© Copyright Policy - creative-commons
Related In: Results  -  Collection

License
Show All Figures
getmorefigures.php?uid=PMC4117783&req=5

Figure 4: The ATPase, SLIDE and HAND domains of SMARCA5 regulate its damage recruitment. (A) Schematic representation of SMARCA5 domains (left). The invariant Lysine 211 in the ATPase domain is indicated by a ‘K’. Representative images (right) show the live cell accumulation pattern of wild type (WT), ATPase-dead, HAND, SANT and SLIDE deletions mutants at local UV-C damage in U2OS cells. Scale bar is 5 μm. (B) The SMARCA5 ATPase mutant shows impaired recruitment to DNA damage. Graph of the normalized fluorescence intensity of wild type and ATPase mutant (MT) at the damage center (left) and periphery (right; mean ± standard error of the mean; n > 10 cells). (C) Graphs of the normalized fluorescence intensity of wild type (WT), HAND, SANT and SLIDE deletion mutants (MT) at the damage center (left) and periphery (right; mean ± standard error of the mean; n > 10 cells). Recruitment of the SLIDE domain mutant is impaired, whereas the HAND domain mutant is only recruited to the center of damage. All results were confirmed using independent, duplicate experiments. RF denotes ‘relative fluorescence’.
Mentions: Next, we determined which SMARCA5 domains are responsible for its damage accumulation and subsequent re-localization. SMARCA5 harbors an ATPase domain at the N-terminus, for ATP hydrolysis, and HAND, SANT and SLIDE domains at the C-terminus (Figure 4A), which were suggested to associate with linker DNA to control nucleosome sliding (52,53). To test involvement of the ATPase domain, we introduced an inactivating mutation by replacing Lys211 in the nucleotide-binding motif with Arg (37). Intriguingly, ATPase dead SMARCA5-GFP did not localize to the center of UV damage and was even depleted from this area (Figure 4A and B). Furthermore, a reduced and delayed recruitment to the periphery of the damage was observed. This suggests that ATP hydrolysis directs SMARCA5 targeting to UV-C-induced DNA damage.

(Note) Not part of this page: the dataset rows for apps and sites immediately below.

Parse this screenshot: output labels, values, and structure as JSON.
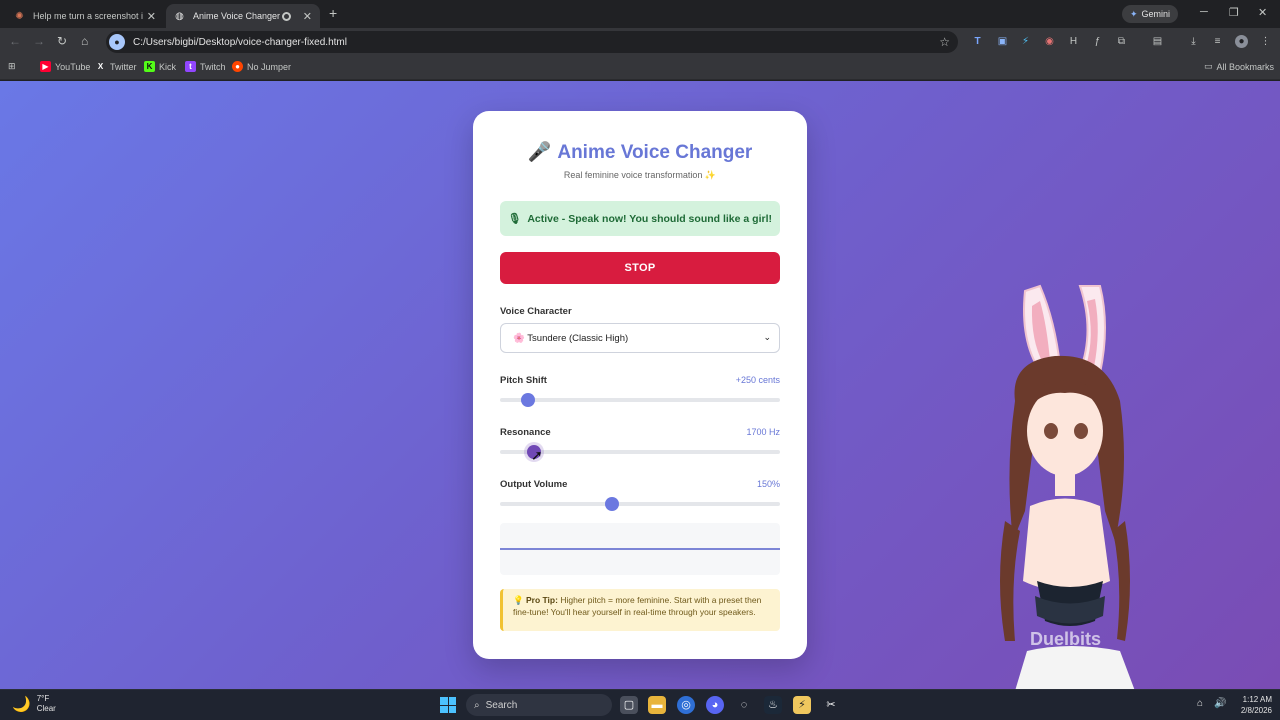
{
  "browser": {
    "tabs": [
      {
        "title": "Help me turn a screenshot into",
        "active": false
      },
      {
        "title": "Anime Voice Changer",
        "active": true
      }
    ],
    "gemini_label": "Gemini",
    "url": "C:/Users/bigbi/Desktop/voice-changer-fixed.html",
    "bookmarks": [
      "YouTube",
      "Twitter",
      "Kick",
      "Twitch",
      "No Jumper"
    ],
    "all_bookmarks_label": "All Bookmarks"
  },
  "app": {
    "title": "Anime Voice Changer",
    "subtitle": "Real feminine voice transformation ✨",
    "status_text": "Active - Speak now! You should sound like a girl!",
    "stop_label": "STOP",
    "voice_character": {
      "label": "Voice Character",
      "selected": "🌸 Tsundere (Classic High)"
    },
    "pitch": {
      "label": "Pitch Shift",
      "value_text": "+250 cents",
      "fraction": 0.1
    },
    "resonance": {
      "label": "Resonance",
      "value_text": "1700 Hz",
      "fraction": 0.12
    },
    "volume": {
      "label": "Output Volume",
      "value_text": "150%",
      "fraction": 0.4
    },
    "tip": {
      "title": "Pro Tip:",
      "text": "Higher pitch = more feminine. Start with a preset then fine-tune! You'll hear yourself in real-time through your speakers."
    }
  },
  "overlay": {
    "watermark": "Duelbits"
  },
  "taskbar": {
    "weather_temp": "7°F",
    "weather_cond": "Clear",
    "search_placeholder": "Search",
    "time": "1:12 AM",
    "date": "2/8/2026"
  },
  "colors": {
    "accent": "#6877d6",
    "stop": "#d81c3f",
    "status_bg": "#d4f2dd",
    "tip_border": "#f1c232"
  }
}
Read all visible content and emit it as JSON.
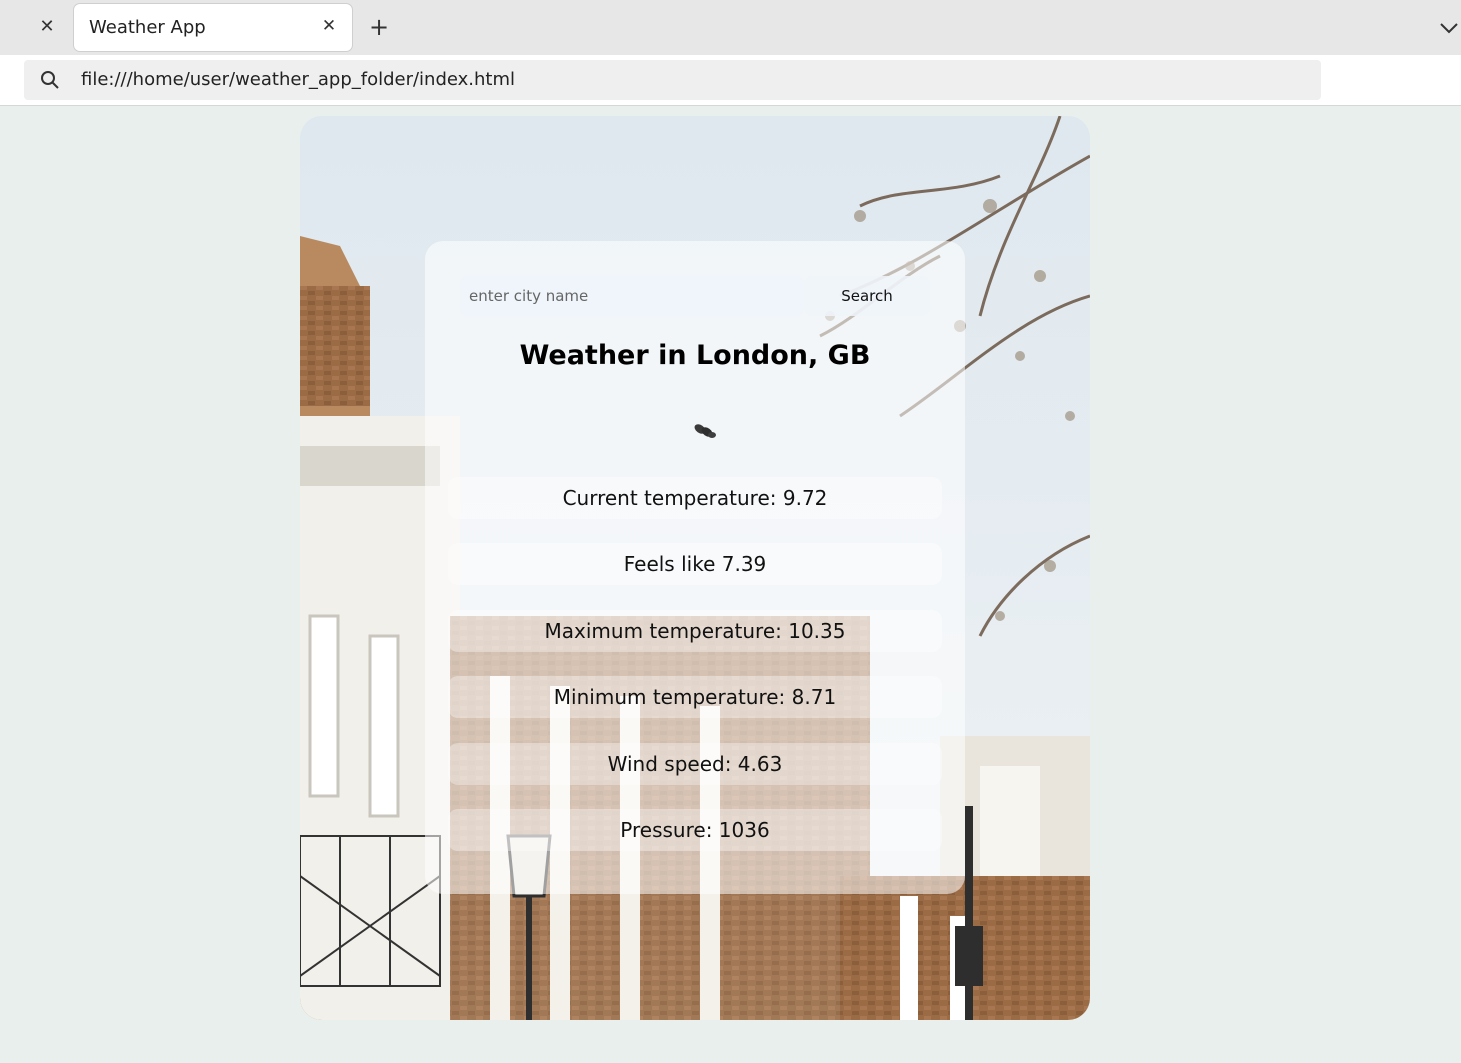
{
  "browser": {
    "tab_title": "Weather App",
    "url": "file:///home/user/weather_app_folder/index.html"
  },
  "search": {
    "placeholder": "enter city name",
    "button_label": "Search"
  },
  "weather": {
    "title": "Weather in London, GB",
    "icon": "broken-clouds-icon",
    "stats": [
      "Current temperature: 9.72",
      "Feels like 7.39",
      "Maximum temperature: 10.35",
      "Minimum temperature: 8.71",
      "Wind speed: 4.63",
      "Pressure: 1036"
    ]
  },
  "colors": {
    "page_background": "#e8efec",
    "sky": "#e4edf3",
    "brick": "#9a6b45",
    "facade": "#f2f0ea"
  }
}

Bottom Line: Using live cell imaging, we identify a novel function for two distinct mammalian ISWI adenosine triphosphate (ATP)-dependent chromatin remodeling complexes in resolving lesion-stalled transcription.After initial recruitment to UV damage, SMARCA5 re-localizes away from the center of DNA damage, requiring its HAND domain.Our studies support a model in which SMARCA5 targeting to DNA damage-stalled transcription sites is controlled by an ATP-hydrolysis-dependent scanning and proofreading mechanism, highlighting how SWI2/SNF2 chromatin remodelers identify and bind nucleosomes containing damaged DNA.

View Article: PubMed Central - PubMed

Affiliation: Department of Genetics, Medical Genetics Cluster, Cancer Genomics Netherlands, Erasmus MC, Rotterdam, 3015 GE, The Netherlands.

Show MeSH
Related in: MedlinePlus